"...But I think the publishing and reading community would also benefit in other ways from translating more women. Remember what sparked the current (relative) boom in translated fiction? It was crime writing. Scandinavian detective stories made many readers overcome their reluctance to reach for anything genuinely foreign. The format was familiar enough to act as a gateway drug, paving the way to full-on binge-watching of The Bridge. Readers (and viewers) are now actively seeking out stories written in other languages about other cultures. OK, they may well play on a stereotype of dour sociopathic northern Europeans, but at least they’re written by actual northern Europeans. And many of them are women, as For Books’ Sake point out.

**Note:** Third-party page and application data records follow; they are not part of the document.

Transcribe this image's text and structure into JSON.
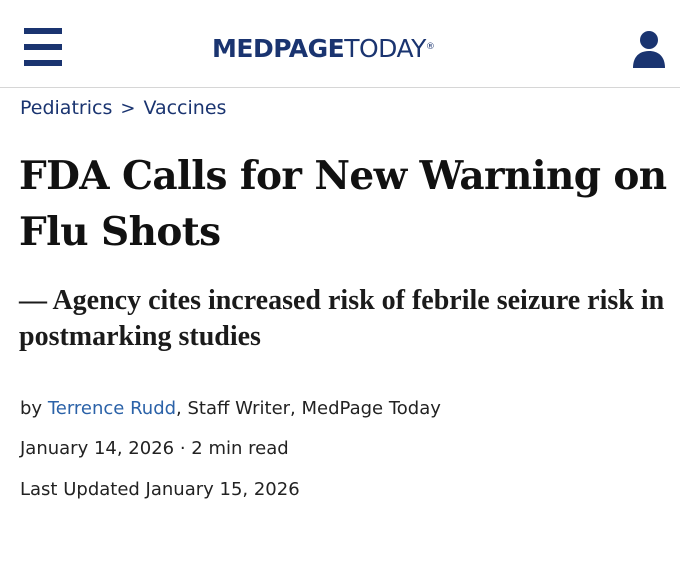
{
  "header": {
    "logo": {
      "part1": "MEDPAGE",
      "part2": "TODAY",
      "mark": "®"
    },
    "menu_icon": "hamburger-icon",
    "user_icon": "user-icon",
    "brand_color": "#1a3470"
  },
  "breadcrumb": {
    "items": [
      {
        "label": "Pediatrics"
      },
      {
        "label": "Vaccines"
      }
    ],
    "separator": ">"
  },
  "article": {
    "title": "FDA Calls for New Warning on Flu Shots",
    "subtitle": "— Agency cites increased risk of febrile seizure risk in postmarking studies",
    "byline": {
      "prefix": "by ",
      "author": "Terrence Rudd",
      "role": ", Staff Writer, MedPage Today"
    },
    "date": "January 14, 2026 · 2 min read",
    "last_updated": "Last Updated January 15, 2026",
    "link_color": "#2b62a8"
  }
}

Before Nordic noir, translated literature was largely the preserve of – how can I put this? – demonstratively intellectual dudes. The DID would boast an apartment full of tasteful furniture and impenetrable foreign tomes. Novels by other DIDs, of course, about philosophy, loneliness and suffering, perhaps livened up by late-life affairs with younger women. Contemplations of other literary DIDs’ deaths, homages to classic DID writing, and so on in an eternal circle-jerk. Don’t get me wrong – I’m a sucker for a good DID, especially in my personal life. But as a hegemonic literary culture, they can get rather dull...."Read the whole article here: